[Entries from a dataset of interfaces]

┄┄┄┄┄┄┄┄┄┄

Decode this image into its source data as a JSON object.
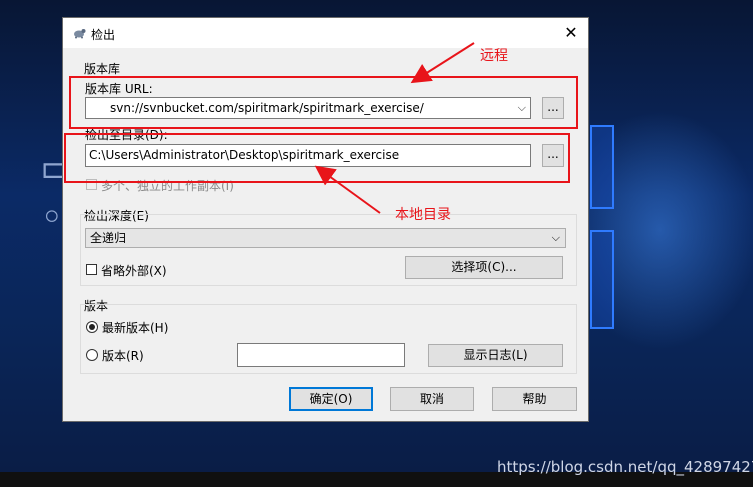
{
  "dialog": {
    "title": "检出",
    "close_glyph": "✕"
  },
  "repo": {
    "group_label": "版本库",
    "url_label": "版本库 URL:",
    "url_value": "svn://svnbucket.com/spiritmark/spiritmark_exercise/",
    "browse_label": "..."
  },
  "checkout": {
    "dir_label": "检出至目录(D):",
    "dir_value": "C:\\Users\\Administrator\\Desktop\\spiritmark_exercise",
    "browse_label": "...",
    "multi_label": "多个、独立的工作副本(I)"
  },
  "depth": {
    "group_label": "检出深度(E)",
    "selected": "全递归",
    "omit_externals_label": "省略外部(X)",
    "choose_items_label": "选择项(C)..."
  },
  "revision": {
    "group_label": "版本",
    "head_label": "最新版本(H)",
    "rev_label": "版本(R)",
    "rev_value": "",
    "show_log_label": "显示日志(L)"
  },
  "buttons": {
    "ok": "确定(O)",
    "cancel": "取消",
    "help": "帮助"
  },
  "annotations": {
    "remote": "远程",
    "local_dir": "本地目录"
  },
  "watermark": "https://blog.csdn.net/qq_42897427",
  "colors": {
    "annotation": "#e8141a",
    "default_button_border": "#0078d7"
  }
}
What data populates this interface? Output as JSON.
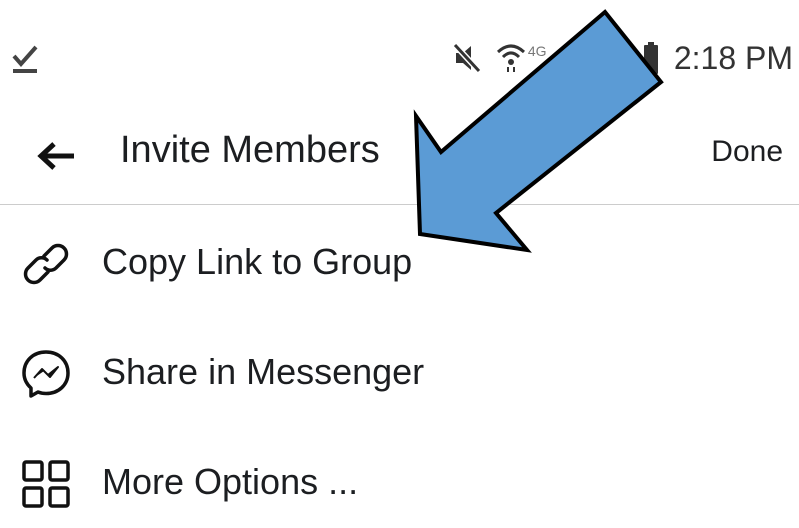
{
  "status_bar": {
    "time": "2:18 PM",
    "network_label": "4G",
    "icons": [
      "download-done-icon",
      "mute-icon",
      "wifi-icon",
      "battery-icon"
    ]
  },
  "header": {
    "title": "Invite Members",
    "done_label": "Done",
    "back_icon": "back-arrow-icon"
  },
  "menu": {
    "items": [
      {
        "label": "Copy Link to Group",
        "icon": "link-icon"
      },
      {
        "label": "Share in Messenger",
        "icon": "messenger-icon"
      },
      {
        "label": "More Options ...",
        "icon": "grid-icon"
      }
    ]
  },
  "annotation": {
    "icon": "pointer-arrow-icon",
    "fill_color": "#5b9bd5",
    "stroke_color": "#000000"
  },
  "colors": {
    "text": "#1c1e21",
    "divider": "#cccccc",
    "background": "#ffffff"
  }
}
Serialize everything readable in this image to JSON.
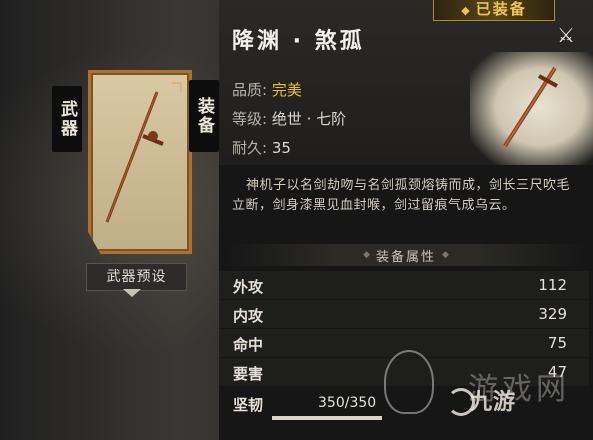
{
  "left_tabs": {
    "weapon": "武器",
    "equip": "装备"
  },
  "preset": {
    "label": "武器预设"
  },
  "badge": {
    "icon": "diamond-icon",
    "label": "已装备"
  },
  "item": {
    "title": "降渊 · 煞孤",
    "quality_label": "品质:",
    "quality_value": "完美",
    "grade_label": "等级:",
    "grade_value": "绝世 · 七阶",
    "durability_label": "耐久:",
    "durability_value": "35",
    "description": "神机子以名剑劫吻与名剑孤颈熔铸而成，剑长三尺吹毛立断，剑身漆黑见血封喉，剑过留痕气成乌云。"
  },
  "attributes": {
    "header": "装备属性",
    "rows": [
      {
        "label": "外攻",
        "value": "112"
      },
      {
        "label": "内攻",
        "value": "329"
      },
      {
        "label": "命中",
        "value": "75"
      },
      {
        "label": "要害",
        "value": "47"
      }
    ]
  },
  "toughness": {
    "label": "坚韧",
    "value": "350/350",
    "fraction": 1.0
  },
  "watermark": {
    "text": "九游",
    "faint": "游戏网"
  },
  "colors": {
    "gold": "#e9c21a",
    "slot_border": "#b0722a",
    "badge_text": "#f0c25a"
  }
}
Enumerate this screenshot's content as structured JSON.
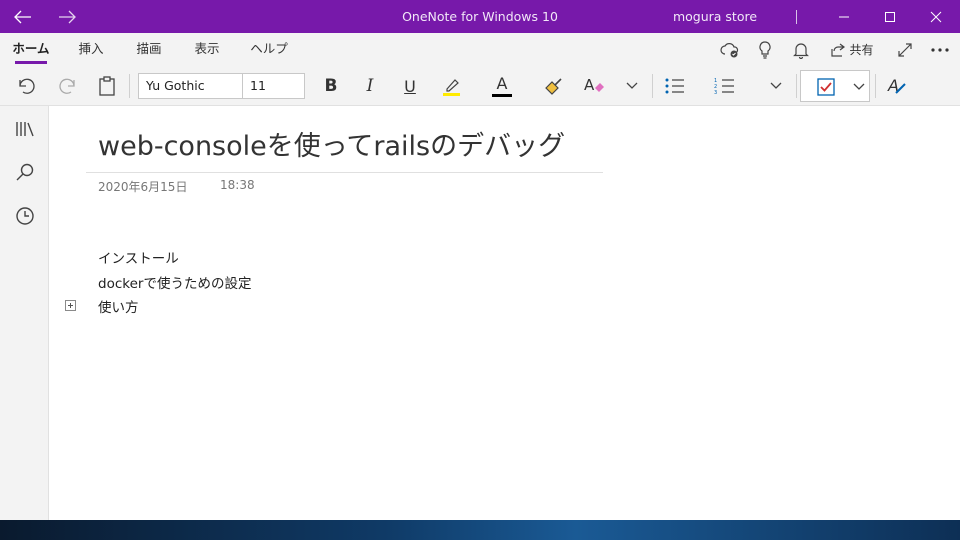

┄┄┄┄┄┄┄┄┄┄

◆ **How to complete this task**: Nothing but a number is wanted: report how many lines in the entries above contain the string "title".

◆ **Output of the task**: 3